Exercise instructions
Go through the entries below. Copy each line in which "Zobrazit" appears.

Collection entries

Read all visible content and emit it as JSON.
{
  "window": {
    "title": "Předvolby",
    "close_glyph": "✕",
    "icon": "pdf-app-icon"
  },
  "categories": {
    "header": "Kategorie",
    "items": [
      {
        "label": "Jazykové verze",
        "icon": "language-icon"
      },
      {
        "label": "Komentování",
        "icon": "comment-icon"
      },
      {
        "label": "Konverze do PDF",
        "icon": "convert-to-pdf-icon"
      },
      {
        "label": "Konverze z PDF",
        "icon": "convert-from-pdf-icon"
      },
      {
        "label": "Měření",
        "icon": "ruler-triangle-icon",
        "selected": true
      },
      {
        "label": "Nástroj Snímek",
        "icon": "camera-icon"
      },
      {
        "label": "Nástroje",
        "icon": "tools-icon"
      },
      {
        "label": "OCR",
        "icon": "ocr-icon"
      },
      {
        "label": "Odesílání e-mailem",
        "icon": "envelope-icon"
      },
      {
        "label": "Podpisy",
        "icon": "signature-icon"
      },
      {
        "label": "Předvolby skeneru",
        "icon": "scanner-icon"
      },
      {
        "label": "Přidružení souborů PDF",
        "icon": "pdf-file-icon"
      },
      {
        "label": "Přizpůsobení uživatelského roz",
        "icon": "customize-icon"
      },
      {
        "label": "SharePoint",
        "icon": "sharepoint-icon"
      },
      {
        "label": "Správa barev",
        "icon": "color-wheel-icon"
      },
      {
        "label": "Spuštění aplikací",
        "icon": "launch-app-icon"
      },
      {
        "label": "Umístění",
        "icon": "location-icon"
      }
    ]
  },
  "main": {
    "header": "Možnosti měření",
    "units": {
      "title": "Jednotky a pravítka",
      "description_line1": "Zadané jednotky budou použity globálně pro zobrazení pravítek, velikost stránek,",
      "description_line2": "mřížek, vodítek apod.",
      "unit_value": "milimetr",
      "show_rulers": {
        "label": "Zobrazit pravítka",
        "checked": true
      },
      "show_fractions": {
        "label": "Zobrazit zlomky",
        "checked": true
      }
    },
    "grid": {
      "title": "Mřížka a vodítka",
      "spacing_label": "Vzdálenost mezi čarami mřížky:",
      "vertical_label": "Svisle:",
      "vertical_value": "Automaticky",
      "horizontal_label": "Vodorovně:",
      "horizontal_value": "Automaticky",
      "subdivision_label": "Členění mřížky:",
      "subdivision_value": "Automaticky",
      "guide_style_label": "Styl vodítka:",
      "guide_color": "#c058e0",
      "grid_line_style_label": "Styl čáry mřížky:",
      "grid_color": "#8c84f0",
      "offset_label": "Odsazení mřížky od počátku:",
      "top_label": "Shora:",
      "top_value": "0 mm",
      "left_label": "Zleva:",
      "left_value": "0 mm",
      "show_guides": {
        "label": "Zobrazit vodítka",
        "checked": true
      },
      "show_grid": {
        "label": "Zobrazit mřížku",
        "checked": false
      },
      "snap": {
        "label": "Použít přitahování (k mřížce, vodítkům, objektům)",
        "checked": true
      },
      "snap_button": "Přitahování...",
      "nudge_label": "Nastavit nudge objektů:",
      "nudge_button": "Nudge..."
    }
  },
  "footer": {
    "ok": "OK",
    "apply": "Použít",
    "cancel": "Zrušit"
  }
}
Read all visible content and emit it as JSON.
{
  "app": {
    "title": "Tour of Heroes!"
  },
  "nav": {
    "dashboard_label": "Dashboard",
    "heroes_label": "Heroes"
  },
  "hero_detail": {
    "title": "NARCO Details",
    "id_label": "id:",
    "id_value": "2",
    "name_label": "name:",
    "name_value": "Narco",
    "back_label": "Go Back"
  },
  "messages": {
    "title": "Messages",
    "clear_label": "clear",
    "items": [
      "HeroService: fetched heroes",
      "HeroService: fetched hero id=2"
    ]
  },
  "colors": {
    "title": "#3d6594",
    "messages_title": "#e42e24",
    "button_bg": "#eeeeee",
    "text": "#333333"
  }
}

Answer below
        "label": "Zobrazit pravítka",
        "label": "Zobrazit zlomky",
        "label": "Zobrazit vodítka",
        "label": "Zobrazit mřížku",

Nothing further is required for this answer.